German shepherd puppies go through several stages of growth before reaching their adult size. From the day they're born, the puppies grow at a steady rate through a gangly stage to maturing both physically and mentally until they reach adulthood. According to the American Kennel Club standard, the desired height for male German shepherds is between 24 and 26 inches at the withers, while females should be anywhere between 22 and 24 inches. An adult German shepherd is expected to weigh between 75 and 95 pounds.
This stage encompasses the puppy's first two weeks of life. The puppies, born blind and deaf, are pretty much helpless, unable to regulate their body temperature or eliminate without the help of their mom. About 90 percent of their time during this stage is spent sleeping while the remaining 10 percent is spent nursing. Depending on the size of the mother and the size of the puppies at birth, German shepherd puppies are expected to steadily grow at a rate of about 65 to 90 grams each day.
During the neonatal stage, puppies are often seen twitching, kicking and stretching in their sleep. This form of sleep called "_activated sleep"_ may seem concerning, but it's actually beneficial as it helps the pups grow the muscle tone necessary to allow them to hold themselves up.
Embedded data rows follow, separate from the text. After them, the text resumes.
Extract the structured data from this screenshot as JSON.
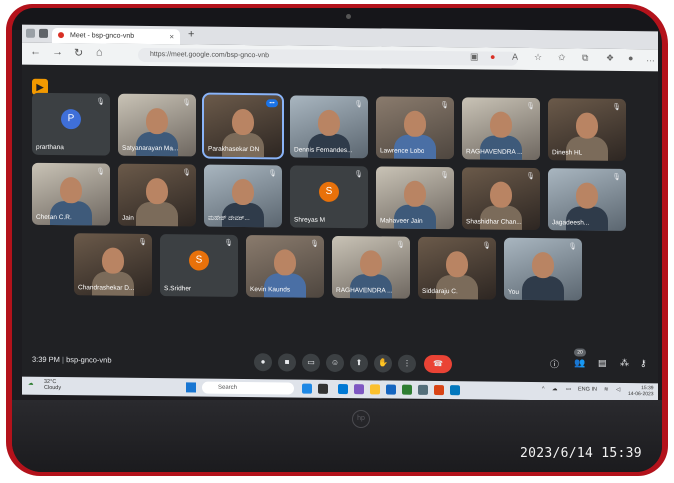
{
  "browser": {
    "tab_title": "Meet - bsp-gnco-vnb",
    "tab_close": "×",
    "new_tab": "+",
    "url": "https://meet.google.com/bsp-gnco-vnb"
  },
  "meet": {
    "meeting_time": "3:39 PM",
    "meeting_code": "bsp-gnco-vnb",
    "participant_count": "20",
    "participants_row1": [
      {
        "name": "prarthana",
        "kind": "avatar",
        "initial": "P",
        "color": "#3f6fd8"
      },
      {
        "name": "Satyanarayan Ma...",
        "kind": "video"
      },
      {
        "name": "Parakhasekar DN",
        "kind": "video",
        "active": true
      },
      {
        "name": "Dennis Fernandes...",
        "kind": "video"
      },
      {
        "name": "Lawrence Lobo",
        "kind": "video"
      },
      {
        "name": "RAGHAVENDRA ...",
        "kind": "photo"
      },
      {
        "name": "Dinesh HL",
        "kind": "video"
      }
    ],
    "participants_row2": [
      {
        "name": "Chetan C.R.",
        "kind": "photo"
      },
      {
        "name": "Jain",
        "kind": "video"
      },
      {
        "name": "ಮಹೇಶ್ ದೇವರ್...",
        "kind": "video"
      },
      {
        "name": "Shreyas M",
        "kind": "avatar",
        "initial": "S",
        "color": "#e8710a"
      },
      {
        "name": "Mahaveer Jain",
        "kind": "photo"
      },
      {
        "name": "Shashidhar Chan...",
        "kind": "video"
      },
      {
        "name": "Jagadeesh...",
        "kind": "video"
      }
    ],
    "participants_row3": [
      {
        "name": "Chandrashekar D...",
        "kind": "photo"
      },
      {
        "name": "S.Sridher",
        "kind": "avatar",
        "initial": "S",
        "color": "#e8710a"
      },
      {
        "name": "Kevin Kaunds",
        "kind": "video"
      },
      {
        "name": "RAGHAVENDRA ...",
        "kind": "video"
      },
      {
        "name": "Siddaraju C.",
        "kind": "video"
      },
      {
        "name": "You",
        "kind": "video"
      }
    ]
  },
  "taskbar": {
    "weather_temp": "32°C",
    "weather_desc": "Cloudy",
    "search_label": "Search",
    "lang": "ENG IN",
    "time": "15:39",
    "date": "14-06-2023"
  },
  "photo_timestamp": "2023/6/14 15:39",
  "laptop_logo": "hp"
}
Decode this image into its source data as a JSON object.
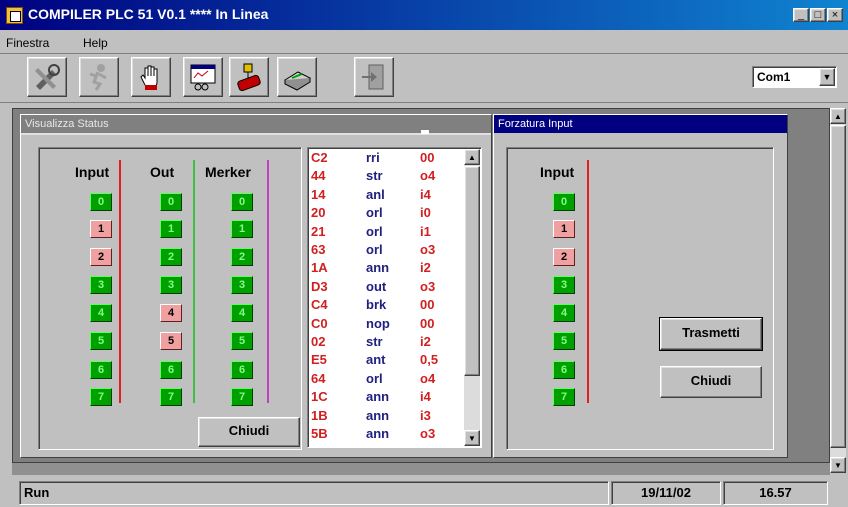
{
  "window": {
    "title": "COMPILER PLC 51 V0.1 **** In Linea",
    "controls": [
      "_",
      "□",
      "×"
    ]
  },
  "menu": {
    "items": [
      "Finestra",
      "Help"
    ]
  },
  "toolbar": {
    "tools": [
      "settings-tool",
      "run-tool",
      "stop-hand-tool",
      "monitor-tool",
      "plc-tool",
      "print-tool",
      "exit-tool"
    ],
    "com_port": "Com1"
  },
  "status_window": {
    "title": "Visualizza Status",
    "headers": {
      "input": "Input",
      "out": "Out",
      "merker": "Merker"
    },
    "bits": [
      "0",
      "1",
      "2",
      "3",
      "4",
      "5",
      "6",
      "7"
    ],
    "input_states": [
      1,
      0,
      0,
      1,
      1,
      1,
      1,
      1
    ],
    "out_states": [
      1,
      1,
      1,
      1,
      0,
      0,
      1,
      1
    ],
    "merker_states": [
      1,
      1,
      1,
      1,
      1,
      1,
      1,
      1
    ],
    "close_label": "Chiudi",
    "listing": [
      [
        "C2",
        "rri",
        "00"
      ],
      [
        "44",
        "str",
        "o4"
      ],
      [
        "14",
        "anl",
        "i4"
      ],
      [
        "20",
        "orl",
        "i0"
      ],
      [
        "21",
        "orl",
        "i1"
      ],
      [
        "63",
        "orl",
        "o3"
      ],
      [
        "1A",
        "ann",
        "i2"
      ],
      [
        "D3",
        "out",
        "o3"
      ],
      [
        "C4",
        "brk",
        "00"
      ],
      [
        "C0",
        "nop",
        "00"
      ],
      [
        "02",
        "str",
        "i2"
      ],
      [
        "E5",
        "ant",
        "0,5"
      ],
      [
        "64",
        "orl",
        "o4"
      ],
      [
        "1C",
        "ann",
        "i4"
      ],
      [
        "1B",
        "ann",
        "i3"
      ],
      [
        "5B",
        "ann",
        "o3"
      ]
    ]
  },
  "force_window": {
    "title": "Forzatura Input",
    "header": "Input",
    "bits": [
      "0",
      "1",
      "2",
      "3",
      "4",
      "5",
      "6",
      "7"
    ],
    "states": [
      1,
      0,
      0,
      1,
      1,
      1,
      1,
      1
    ],
    "send_label": "Trasmetti",
    "close_label": "Chiudi"
  },
  "statusbar": {
    "mode": "Run",
    "date": "19/11/02",
    "time": "16.57"
  },
  "colors": {
    "bit_on": "#00a000",
    "bit_off": "#f0a0a0",
    "input_line": "#e02020",
    "out_line": "#40c040",
    "merker_line": "#c040c0",
    "titlebar": "#000080"
  }
}
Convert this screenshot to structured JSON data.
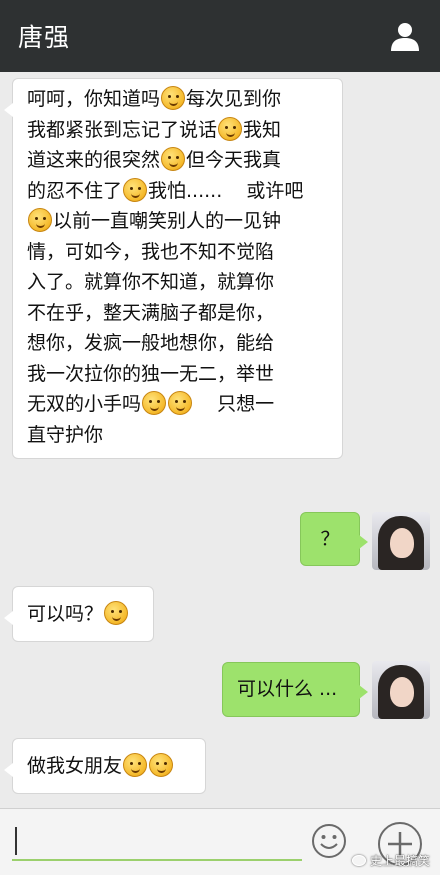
{
  "header": {
    "title": "唐强",
    "profile_icon": "person-icon"
  },
  "messages": [
    {
      "side": "left",
      "lines": [
        [
          "呵呵，你知道吗",
          "E",
          "每次见到你"
        ],
        [
          "我都紧张到忘记了说话",
          "E",
          "我知"
        ],
        [
          "道这来的很突然",
          "E",
          "但今天我真"
        ],
        [
          "的忍不住了",
          "E",
          "我怕......    或许吧"
        ],
        [
          "E",
          "以前一直嘲笑别人的一见钟"
        ],
        [
          "情，可如今，我也不知不觉陷"
        ],
        [
          "入了。就算你不知道，就算你"
        ],
        [
          "不在乎，整天满脑子都是你，"
        ],
        [
          "想你，发疯一般地想你，能给"
        ],
        [
          "我一次拉你的独一无二，举世"
        ],
        [
          "无双的小手吗",
          "E",
          "E",
          "    只想一"
        ],
        [
          "直守护你"
        ]
      ]
    },
    {
      "side": "right",
      "text": "？"
    },
    {
      "side": "left",
      "text": "可以吗？"
    },
    {
      "side": "right",
      "text": "可以什么 ..."
    },
    {
      "side": "left",
      "text": "做我女朋友"
    }
  ],
  "input": {
    "value": ""
  },
  "watermark": "史上最搞笑",
  "colors": {
    "topbar": "#2e3132",
    "sent_bubble": "#9de26c",
    "background": "#ebebeb"
  }
}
This brief stage starts when the pups are 2 weeks old and ends when they're about 4 weeks. The puppies by now are able to see and hear and their first milk teeth start erupting. During this time, the German shepherd puppies should start walking though their movements may appear quite wobbly. As the puppies continue to develop, they'll start eliminating on their own. This is also a time during which the puppies will want to explore and start becoming more independent.
All puppies regardless of breed, require early and extensive socialization during the critical socialization stage taking place between 3 weeks and 12 weeks of age; however, this is especially important for a breed with a history as a guard dog like the German shepherd. Early exposure to friendly people is critical to prevent a German shepherd from becoming suspicious of everyone. Make sure your German shepherd puppy is safely exposed to as many new objects, situations, dogs, animals and all kinds of people of different ages and ethnic backgrounds during this time.
Toward the end of the socialization stage, when the pup is around 8 to 10 weeks of age, he'll go through his first fear period. It's important to provide puppies with plenty of support and create positive associations during this time. A second fear period is often noticed during adolescence.
This stage spans from 3 to 6 months of age when German shepherd pups become more independent and likely to wander away to explore their surroundings. Puppies during this time frame start losing their puppy teeth, which are gradually replaced by the adult ones. By the age of 4 months, the German shepherd puppy's ears should be standing up. This stage generally ends by the time the puppy reaches sexual maturity.
The age you decide to spay or neuter your German shepherd puppy can have an impact on his health down the road. It's best to hold off neutering or spaying until your German shepherd has reached at least 1 year of age to decrease the risks for orthopedic issues, recommends [Sherle R. Thompson](http://sequoyah-german-shepherds.com/spaying_or_neutering.htm), a veterinarian working for Sequoyah Animal Hospital in Soddy-Daisy, Tennessee and breeder of German shepherds.
Around 5 to 6 months of age, the German shepherd puppy should enter the adolescent stage, which coincides with the hormonal changes associate with sexual maturity. This stage is quite long, estimated to last until the youngster reaches 2 years of age in a breed as large as the German shepherd. Left intact, females will go into heat between 5 and 8 months of age, while males will start marking, mounting and roaming in search of a mate. By 6 months of age, most pups will have all their adult teeth and will go through a steady growth rate.
Large dog breeds like the German shepherd take quite a while to reach maturity. In general, females are faster to mature compared to males. Expect a German shepherd to reach physical maturity around the age of 2 and 2 1/2 and to be mentally mature around 3 years of age. By then end of this stage, German shepherds should have reached their adult size. However, it's important to recognize that each dog is an individual and may develop physically and mentally at a different rate.